By Luke Jensen, French Open Doubles Champion
The first quarter of the 2020 season is upon us, and there are so many storylines on the pro tour. On the women’s side, Cori “Coco” Gauff is taking off! I was concerned about her forehand as I watched her play at Wimbledon 2019. That shot can get short and land in the middle of the court. Gauff played predictable patterns; she used her big groundstroke weapon, her backhand, hitting it frequently cross court. But what I saw in the fall with a run at the US Open and winning her first WTA event was next-level good. And what I witnessed from a 15-year-old at the 2020 Australian Open was next-level awesome! Her forehand was much deeper on her rally ball, and she could drive it down the line when needed. Additionally, Gauff’s serve is explosive, going into the 118-mph range as one of the fastest serves in the women’s singles draw. Her second serve, however, can get a little out of hand at times.

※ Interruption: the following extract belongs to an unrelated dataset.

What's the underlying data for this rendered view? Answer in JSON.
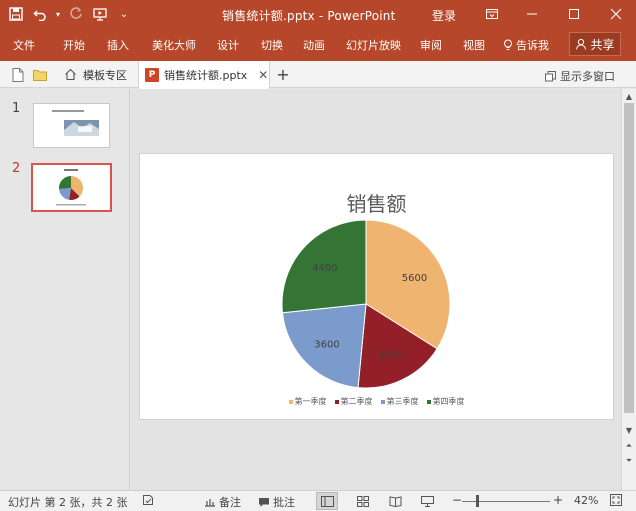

Because Gauff is not yet seasoned enough to have learned how to self-correct, her second serve will stay a mystery — perhaps like it has for Maria Sharapova who never conquered the double-fault demons. Do you have the double-fault demons? Is there a shot in your game that you and your opponents know is your weakness? All players play on instinct. From the very first ball we hit to the last ball in every rally — whether you know it or not — you are picking up multiple messages as you track the ball. The best instinctive player is the one who never thinks; he or she just reacts. Everything flows for these players and opponents has no way of stopping perfection.
For me, my overheads and backhand passing shots always were automatic, even under the most pressured situations. However, most of my game was not. My second serve was an area of my game that I had to constantly monitor and work on. I was fortunate to absolutely love serving practice. Setting up the three targets of “T,” “body,” and wide serves in both boxes was one of the most enjoyable parts of my training. I grew up in a football culture, so a consistent routine of punting, passing, and kicking 100 footballs each during practice taught me deliberate training discipline that spilled over to my serving training when I developed both my left- and right-handed serves.
Most of my football skills training was done on my own or with my brother, Murphy. Our parents still were coaching their varsity teams after school, so Murphy and I would practice our football skills at those times. Based on accuracy and distance, it took us a little over an hour to get all 600 punts, passes, and kicks completed. That same approach helped me in self-correcting service training. I was building tools for a tough, unbreakable serve. I still use so many of those developed skills in my serving today.
When I see Gauff, I can tell that the tennis world is about to be dominated by a wonder kid, the likes of whom we haven’t seen since Maureen “Little Mo” Connolly (1934-1969). From the young age of 10 to 15, Little Mo won 50 tennis championships. At 18, she was the first woman in tennis to win the calendar grand slam. The similarities between Connolly and Gauff are amazing, but unless Coco learns how to fix that second serve, the double faults will haunt her throughout her career. All of you are stepping into spring tennis and competitive league play. Are you ready? Rest for the pressure that can break you, or make you awesome. I am.